An experimental drug being developed by Regeneron Pharmaceuticals Inc. and Sanofi SA showed promising results during a small, mid-stage clinical trial in treating a subset of patients with moderate to severe asthma, but some physicians cautioned that it was too early to say how effective the treatment may ultimately be. The drug, dupilumab, is considered one of Regeneron's most promising pipeline drugs and could eventually reach $750 million in annual U.S. sales if it gains U.S. approval to treat asthma, according to Barclays. Regeneron and Sanofi, which have a partnership to co-develop certain experimental drug programs, are also testing the drug to treat a type of eczema, the itchy skin condition, and have said dupilumab could eventually be applied to other allergic conditions. Results from the trial, published online Tuesday in the New England Journal of Medicine, showed that dupilumab reduced asthma attacks by 87 percent in patients taking the drug compared to those receiving a placebo. Side effects of the drug appeared to be relatively consistent with those of patients taking placebos. “It really raises the possibility that we've hit upon a fundamental pathway that's driving the allergic reaction in asthma,” said George D. Yancopoulos, Regeneron's chief scientific officer, in an interview. However, the trial was relatively small, enrolling 52 patients in each of the study's two treatment groups. An editorial accompanying the study results said the trial design, in which patients were gradually weaned off of standard therapies for asthma, did not reflect a “real world” environment. It's also unclear how large a swath of asthma patients will benefit from the drug, because only those with higher-than-normal disease-fighting white blood cells were admitted to the study, Michael E. Wechsler, director of the asthma program at National Jewish Health, a Denver-based research hospital that specializes in respiratory conditions, wrote in the editorial. Just 21 percent of patients screened for the trial met the inclusion criteria, Dr. Wechsler wrote. Asthma affects more than 24 million people in the U.S., but existing therapies are unable to control the condition for as many as 10 percent to 20 percent of patients, according to the study's authors.
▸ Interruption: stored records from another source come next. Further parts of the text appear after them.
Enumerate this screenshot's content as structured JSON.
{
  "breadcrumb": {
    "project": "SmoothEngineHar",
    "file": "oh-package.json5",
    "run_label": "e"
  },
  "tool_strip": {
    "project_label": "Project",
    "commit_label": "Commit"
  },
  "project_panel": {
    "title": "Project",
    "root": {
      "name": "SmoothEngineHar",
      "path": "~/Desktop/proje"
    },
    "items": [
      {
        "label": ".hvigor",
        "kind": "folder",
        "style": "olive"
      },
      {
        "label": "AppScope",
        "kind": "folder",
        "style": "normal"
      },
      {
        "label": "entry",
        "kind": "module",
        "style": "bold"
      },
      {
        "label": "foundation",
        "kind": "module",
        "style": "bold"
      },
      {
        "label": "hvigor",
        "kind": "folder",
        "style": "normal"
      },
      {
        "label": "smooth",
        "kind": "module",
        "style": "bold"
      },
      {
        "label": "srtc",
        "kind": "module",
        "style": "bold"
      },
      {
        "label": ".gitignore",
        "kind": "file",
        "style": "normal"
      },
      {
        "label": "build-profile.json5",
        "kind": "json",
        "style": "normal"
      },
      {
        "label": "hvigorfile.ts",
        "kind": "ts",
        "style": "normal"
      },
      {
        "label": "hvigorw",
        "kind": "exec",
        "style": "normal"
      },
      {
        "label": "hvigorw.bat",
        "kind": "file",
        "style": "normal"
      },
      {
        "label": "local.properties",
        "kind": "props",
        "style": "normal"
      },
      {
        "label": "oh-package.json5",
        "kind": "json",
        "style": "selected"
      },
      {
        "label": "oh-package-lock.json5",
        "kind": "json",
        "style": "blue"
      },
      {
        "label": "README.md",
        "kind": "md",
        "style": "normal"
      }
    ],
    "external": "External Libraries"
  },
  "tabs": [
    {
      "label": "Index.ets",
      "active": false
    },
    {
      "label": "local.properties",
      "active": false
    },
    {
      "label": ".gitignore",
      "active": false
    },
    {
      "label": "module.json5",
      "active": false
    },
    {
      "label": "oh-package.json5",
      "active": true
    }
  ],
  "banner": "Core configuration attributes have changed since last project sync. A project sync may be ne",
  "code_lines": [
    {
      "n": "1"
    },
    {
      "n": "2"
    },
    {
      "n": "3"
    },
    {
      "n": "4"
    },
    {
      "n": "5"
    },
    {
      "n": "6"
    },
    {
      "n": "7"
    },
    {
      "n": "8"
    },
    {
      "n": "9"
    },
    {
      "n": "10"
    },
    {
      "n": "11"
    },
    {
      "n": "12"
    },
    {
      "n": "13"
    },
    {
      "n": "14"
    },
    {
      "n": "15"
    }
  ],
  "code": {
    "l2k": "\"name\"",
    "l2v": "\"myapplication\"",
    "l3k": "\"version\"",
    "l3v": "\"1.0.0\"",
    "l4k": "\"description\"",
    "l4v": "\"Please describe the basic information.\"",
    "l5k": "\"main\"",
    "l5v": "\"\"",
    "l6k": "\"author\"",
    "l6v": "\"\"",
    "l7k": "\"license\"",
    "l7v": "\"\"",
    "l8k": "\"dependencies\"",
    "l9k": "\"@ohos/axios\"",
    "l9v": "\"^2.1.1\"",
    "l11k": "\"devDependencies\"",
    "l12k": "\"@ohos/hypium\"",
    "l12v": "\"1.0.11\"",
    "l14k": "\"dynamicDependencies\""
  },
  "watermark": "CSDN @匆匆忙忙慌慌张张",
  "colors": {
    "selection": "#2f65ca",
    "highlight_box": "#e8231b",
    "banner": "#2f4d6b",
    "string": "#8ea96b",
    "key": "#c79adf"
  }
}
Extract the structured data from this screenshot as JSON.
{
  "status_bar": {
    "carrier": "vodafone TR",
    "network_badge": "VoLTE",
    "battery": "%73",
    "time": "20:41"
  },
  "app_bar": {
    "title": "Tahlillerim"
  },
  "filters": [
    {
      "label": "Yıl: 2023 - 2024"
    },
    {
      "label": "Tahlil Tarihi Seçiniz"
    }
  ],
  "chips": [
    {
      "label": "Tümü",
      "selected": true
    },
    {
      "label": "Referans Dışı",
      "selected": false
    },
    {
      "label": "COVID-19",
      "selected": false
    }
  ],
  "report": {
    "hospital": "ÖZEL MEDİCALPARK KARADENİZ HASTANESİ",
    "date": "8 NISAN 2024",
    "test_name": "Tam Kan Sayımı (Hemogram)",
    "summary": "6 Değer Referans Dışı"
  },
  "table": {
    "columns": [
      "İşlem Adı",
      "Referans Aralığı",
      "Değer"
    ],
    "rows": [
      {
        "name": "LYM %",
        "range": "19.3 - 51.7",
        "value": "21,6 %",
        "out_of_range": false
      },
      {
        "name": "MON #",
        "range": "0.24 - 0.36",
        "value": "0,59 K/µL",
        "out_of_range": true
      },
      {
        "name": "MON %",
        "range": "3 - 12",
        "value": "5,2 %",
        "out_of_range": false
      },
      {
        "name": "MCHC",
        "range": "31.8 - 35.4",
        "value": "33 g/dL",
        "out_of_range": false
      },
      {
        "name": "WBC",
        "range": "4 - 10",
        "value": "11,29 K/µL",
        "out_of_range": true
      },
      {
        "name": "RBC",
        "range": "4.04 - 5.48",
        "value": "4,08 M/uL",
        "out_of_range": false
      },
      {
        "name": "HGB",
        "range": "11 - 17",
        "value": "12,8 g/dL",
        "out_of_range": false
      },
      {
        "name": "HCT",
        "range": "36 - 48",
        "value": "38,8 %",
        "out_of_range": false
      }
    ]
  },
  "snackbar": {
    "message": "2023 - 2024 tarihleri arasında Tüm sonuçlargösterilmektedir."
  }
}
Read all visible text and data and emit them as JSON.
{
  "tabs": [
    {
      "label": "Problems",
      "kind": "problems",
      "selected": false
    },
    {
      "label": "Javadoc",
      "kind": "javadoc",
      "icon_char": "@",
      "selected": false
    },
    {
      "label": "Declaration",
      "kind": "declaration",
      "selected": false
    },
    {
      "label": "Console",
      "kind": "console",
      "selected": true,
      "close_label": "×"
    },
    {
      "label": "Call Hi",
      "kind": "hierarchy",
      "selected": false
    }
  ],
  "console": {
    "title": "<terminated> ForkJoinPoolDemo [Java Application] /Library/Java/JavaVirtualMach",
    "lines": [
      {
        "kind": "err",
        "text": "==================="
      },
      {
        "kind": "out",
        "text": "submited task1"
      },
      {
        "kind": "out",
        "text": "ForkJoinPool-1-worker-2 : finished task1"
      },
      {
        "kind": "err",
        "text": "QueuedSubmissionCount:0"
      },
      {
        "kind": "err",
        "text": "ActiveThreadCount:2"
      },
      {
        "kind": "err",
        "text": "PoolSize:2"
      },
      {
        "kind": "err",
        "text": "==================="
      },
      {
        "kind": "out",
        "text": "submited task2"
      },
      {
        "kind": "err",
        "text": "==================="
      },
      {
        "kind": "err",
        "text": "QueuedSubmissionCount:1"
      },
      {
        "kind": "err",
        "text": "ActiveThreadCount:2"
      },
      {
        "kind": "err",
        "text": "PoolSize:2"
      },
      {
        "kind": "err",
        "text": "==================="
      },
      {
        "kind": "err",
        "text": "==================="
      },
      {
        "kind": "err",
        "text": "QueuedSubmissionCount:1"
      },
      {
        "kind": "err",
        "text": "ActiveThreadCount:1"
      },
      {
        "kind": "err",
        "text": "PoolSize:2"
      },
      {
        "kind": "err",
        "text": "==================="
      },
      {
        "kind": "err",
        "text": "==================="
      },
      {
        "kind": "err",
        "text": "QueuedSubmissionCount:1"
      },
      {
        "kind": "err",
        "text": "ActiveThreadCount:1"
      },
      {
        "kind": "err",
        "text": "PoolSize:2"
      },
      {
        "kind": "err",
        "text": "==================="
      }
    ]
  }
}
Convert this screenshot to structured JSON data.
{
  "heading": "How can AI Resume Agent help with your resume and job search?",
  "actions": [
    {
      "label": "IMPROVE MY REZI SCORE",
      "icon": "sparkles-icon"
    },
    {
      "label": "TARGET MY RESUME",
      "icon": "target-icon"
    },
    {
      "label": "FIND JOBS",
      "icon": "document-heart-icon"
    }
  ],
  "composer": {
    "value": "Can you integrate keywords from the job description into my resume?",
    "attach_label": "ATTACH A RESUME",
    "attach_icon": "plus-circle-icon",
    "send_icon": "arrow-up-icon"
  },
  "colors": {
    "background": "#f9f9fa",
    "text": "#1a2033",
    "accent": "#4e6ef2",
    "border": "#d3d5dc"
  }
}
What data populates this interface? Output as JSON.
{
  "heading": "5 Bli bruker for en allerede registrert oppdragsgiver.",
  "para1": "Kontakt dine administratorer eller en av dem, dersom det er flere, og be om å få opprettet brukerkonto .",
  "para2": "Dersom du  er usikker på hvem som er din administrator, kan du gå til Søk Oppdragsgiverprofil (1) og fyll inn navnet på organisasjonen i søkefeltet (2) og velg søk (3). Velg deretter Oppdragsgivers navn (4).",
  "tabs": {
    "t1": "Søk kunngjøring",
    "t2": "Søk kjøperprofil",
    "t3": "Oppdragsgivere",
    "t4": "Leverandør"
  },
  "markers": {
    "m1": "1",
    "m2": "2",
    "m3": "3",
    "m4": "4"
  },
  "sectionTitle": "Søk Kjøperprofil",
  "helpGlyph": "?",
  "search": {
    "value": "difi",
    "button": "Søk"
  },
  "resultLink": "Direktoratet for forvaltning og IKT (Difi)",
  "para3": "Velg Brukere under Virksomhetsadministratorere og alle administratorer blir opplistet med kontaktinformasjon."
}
Click for more from The Wall Street Journal.source : http://www.foxnews.com/health/2013/05/22/new-drug-could-reduce-asthma-attacks-by-87-percent/